I fell prey to this trap my first few months in Haiti. I came to serve an orphanage as a marketing strategist and photojournalist, and felt extremely motivated to go above and beyond what was being asked of me each day. When plans didn't play out how I had anticipated them to, I nearly unraveled. How was I supposed to make a difference or have any type of impact if things weren't unfolding the way I thought they should?
If I wasn't raising thousands of dollars for my cause with my photos and stories, I was failing. If I wasn't motivating people to take action, I wasn't fulfilling my purpose.
But then one day, I stopped and prayed and asked God what His thoughts were on this matter.
And it all became so clear.
Could it be that simple?
But what about all the starvation, death, disease and plethora of other issues revolving around poverty?
What about the impact that I'm supposed to make?
What if those agendas were thrown out the window? What if our to-do lists and pre-made schedules were tossed aside and we listened before taking action?
What if we took the time to learn the people and community whom we serve?
What if we allowed our observation from time spent building relationships and living in community to structure what is that needs to be done and the most effective way for it to be executed?
What if we learned how to disciple, empower and educate the individuals we serve, and really took to heart the true meaning of service?
Not to be served but to serve.
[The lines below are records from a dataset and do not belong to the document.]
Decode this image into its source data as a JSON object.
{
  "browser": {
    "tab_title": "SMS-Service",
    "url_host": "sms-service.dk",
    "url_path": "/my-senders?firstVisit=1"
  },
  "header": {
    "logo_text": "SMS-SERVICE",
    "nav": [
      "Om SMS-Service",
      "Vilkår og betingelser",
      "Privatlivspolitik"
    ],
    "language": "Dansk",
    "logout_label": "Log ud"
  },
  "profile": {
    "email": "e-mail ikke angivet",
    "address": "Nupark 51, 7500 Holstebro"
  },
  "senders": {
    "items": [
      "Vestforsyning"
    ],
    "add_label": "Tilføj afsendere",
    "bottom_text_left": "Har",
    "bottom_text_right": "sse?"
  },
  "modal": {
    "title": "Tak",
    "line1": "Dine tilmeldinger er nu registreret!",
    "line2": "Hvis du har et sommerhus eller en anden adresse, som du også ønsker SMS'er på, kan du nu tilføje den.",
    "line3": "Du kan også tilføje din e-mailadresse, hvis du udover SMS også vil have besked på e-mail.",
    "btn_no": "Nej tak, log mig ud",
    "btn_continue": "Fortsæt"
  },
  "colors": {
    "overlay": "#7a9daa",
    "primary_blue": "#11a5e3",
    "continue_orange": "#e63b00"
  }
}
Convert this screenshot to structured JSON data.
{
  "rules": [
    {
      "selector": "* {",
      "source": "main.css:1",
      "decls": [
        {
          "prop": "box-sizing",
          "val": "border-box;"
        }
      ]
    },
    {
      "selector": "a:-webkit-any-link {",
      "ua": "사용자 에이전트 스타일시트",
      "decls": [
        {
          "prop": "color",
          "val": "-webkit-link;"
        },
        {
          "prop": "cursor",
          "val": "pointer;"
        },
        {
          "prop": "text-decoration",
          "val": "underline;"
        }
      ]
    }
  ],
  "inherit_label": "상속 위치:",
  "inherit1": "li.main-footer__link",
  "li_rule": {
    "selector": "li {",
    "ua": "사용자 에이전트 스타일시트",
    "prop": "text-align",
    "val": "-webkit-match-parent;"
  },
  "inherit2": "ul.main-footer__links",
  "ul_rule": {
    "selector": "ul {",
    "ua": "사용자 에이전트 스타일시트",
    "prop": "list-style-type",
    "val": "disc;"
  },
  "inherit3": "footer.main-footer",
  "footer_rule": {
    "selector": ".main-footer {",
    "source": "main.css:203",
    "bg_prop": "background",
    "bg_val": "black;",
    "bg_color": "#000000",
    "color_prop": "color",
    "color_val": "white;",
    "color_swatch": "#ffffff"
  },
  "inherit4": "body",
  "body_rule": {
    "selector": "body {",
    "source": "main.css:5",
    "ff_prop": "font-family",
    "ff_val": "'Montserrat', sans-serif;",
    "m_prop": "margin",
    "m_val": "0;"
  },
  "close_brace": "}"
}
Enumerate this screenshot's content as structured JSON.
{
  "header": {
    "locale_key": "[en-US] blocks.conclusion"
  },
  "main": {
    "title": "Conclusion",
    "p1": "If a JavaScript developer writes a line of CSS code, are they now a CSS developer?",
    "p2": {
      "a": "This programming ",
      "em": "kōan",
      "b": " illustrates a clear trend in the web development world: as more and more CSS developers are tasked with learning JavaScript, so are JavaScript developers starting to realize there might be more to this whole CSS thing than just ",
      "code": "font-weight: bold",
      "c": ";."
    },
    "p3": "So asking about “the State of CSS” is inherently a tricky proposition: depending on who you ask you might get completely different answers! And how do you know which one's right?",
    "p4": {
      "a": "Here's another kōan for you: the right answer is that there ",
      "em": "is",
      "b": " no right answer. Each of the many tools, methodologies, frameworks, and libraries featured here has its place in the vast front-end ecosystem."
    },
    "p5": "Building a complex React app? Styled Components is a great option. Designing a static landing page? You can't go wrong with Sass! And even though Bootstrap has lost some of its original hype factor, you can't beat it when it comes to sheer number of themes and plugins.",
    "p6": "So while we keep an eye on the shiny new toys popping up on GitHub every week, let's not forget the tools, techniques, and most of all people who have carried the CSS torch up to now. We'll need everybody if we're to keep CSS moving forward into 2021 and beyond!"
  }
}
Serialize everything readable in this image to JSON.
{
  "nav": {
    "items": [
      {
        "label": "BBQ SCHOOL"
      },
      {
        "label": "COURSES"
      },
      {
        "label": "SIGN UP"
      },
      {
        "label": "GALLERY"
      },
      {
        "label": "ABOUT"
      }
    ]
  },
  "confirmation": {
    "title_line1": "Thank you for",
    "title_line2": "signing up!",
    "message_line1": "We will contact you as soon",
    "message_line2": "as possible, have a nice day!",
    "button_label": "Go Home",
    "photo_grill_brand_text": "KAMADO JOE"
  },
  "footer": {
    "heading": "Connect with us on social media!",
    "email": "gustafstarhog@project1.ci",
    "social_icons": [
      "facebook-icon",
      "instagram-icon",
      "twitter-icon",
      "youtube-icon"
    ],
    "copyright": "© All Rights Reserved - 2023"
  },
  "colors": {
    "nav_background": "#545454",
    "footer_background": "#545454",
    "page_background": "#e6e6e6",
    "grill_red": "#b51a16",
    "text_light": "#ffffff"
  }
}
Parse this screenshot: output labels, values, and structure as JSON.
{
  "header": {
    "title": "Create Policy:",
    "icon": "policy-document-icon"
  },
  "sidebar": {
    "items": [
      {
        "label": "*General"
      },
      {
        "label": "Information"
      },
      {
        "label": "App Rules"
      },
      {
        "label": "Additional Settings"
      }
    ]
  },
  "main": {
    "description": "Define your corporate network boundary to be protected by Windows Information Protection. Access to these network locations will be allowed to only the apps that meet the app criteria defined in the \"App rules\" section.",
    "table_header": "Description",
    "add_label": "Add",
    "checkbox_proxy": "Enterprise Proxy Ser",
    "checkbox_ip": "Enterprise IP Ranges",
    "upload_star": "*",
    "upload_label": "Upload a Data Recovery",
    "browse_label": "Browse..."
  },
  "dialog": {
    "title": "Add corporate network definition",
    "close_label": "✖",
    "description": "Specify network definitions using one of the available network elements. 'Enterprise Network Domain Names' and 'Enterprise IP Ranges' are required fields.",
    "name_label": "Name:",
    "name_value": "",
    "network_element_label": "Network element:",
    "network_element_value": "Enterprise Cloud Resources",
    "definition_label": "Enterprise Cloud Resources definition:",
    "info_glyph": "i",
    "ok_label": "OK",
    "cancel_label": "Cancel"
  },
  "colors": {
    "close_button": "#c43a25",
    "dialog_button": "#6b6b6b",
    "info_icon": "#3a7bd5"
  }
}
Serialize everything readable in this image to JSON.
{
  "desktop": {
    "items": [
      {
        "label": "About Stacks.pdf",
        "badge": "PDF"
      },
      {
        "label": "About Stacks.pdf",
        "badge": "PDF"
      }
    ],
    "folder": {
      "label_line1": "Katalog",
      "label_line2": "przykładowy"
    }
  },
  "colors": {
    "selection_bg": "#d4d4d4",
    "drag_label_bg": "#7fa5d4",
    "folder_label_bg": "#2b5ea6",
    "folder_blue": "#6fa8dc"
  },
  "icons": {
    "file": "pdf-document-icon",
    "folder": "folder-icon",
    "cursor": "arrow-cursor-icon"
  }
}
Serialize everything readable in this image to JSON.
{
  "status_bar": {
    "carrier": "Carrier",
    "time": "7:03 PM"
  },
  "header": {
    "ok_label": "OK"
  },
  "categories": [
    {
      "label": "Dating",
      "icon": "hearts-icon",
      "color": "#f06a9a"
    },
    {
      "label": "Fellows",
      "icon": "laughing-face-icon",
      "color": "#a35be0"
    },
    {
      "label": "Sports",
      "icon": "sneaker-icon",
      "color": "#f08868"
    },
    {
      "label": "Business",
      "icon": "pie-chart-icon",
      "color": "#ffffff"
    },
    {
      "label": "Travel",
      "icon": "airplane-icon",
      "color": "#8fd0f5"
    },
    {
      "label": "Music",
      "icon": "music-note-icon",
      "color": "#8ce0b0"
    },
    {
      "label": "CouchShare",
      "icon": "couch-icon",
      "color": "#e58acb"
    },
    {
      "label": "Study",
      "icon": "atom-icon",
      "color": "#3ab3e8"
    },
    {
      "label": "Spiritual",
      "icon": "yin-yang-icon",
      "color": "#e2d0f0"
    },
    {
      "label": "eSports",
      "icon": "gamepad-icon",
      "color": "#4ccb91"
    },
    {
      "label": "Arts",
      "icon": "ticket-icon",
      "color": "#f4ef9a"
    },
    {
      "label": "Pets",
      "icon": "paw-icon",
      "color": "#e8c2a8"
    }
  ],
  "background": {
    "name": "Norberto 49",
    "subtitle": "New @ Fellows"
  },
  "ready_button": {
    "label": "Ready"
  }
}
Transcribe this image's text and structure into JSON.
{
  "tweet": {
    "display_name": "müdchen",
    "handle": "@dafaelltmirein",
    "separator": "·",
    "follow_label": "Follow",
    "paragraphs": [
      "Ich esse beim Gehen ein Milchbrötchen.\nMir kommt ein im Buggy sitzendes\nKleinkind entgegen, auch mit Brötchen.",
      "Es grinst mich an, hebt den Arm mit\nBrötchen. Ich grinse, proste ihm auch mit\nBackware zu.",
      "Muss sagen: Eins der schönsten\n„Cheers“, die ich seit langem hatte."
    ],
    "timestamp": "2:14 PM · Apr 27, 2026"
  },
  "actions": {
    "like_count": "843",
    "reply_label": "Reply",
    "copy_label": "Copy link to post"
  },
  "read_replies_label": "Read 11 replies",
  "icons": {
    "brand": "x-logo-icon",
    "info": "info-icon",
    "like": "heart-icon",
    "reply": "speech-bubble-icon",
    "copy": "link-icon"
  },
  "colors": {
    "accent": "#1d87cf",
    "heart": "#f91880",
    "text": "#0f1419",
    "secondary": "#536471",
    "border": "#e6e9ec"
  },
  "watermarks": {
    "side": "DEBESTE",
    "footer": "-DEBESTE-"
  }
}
Not to live up to our own set of ideals and expectations, but to meet the needs by coming to a place of humility and servitude.
Above all, being motivated by LOVE.
We can't do this on our own mind and strength. We can't do it according to our time table and agendas.
But maybe by following the model of the very first missionary, and take heed to His words and example, change has the possibility of taking place.
Without love, we are nothing.
Love overcomes the largest obstacles.
Love finds beauty amidst ashes.
Love covers a multitude of sins.
Stop. Listen. Love.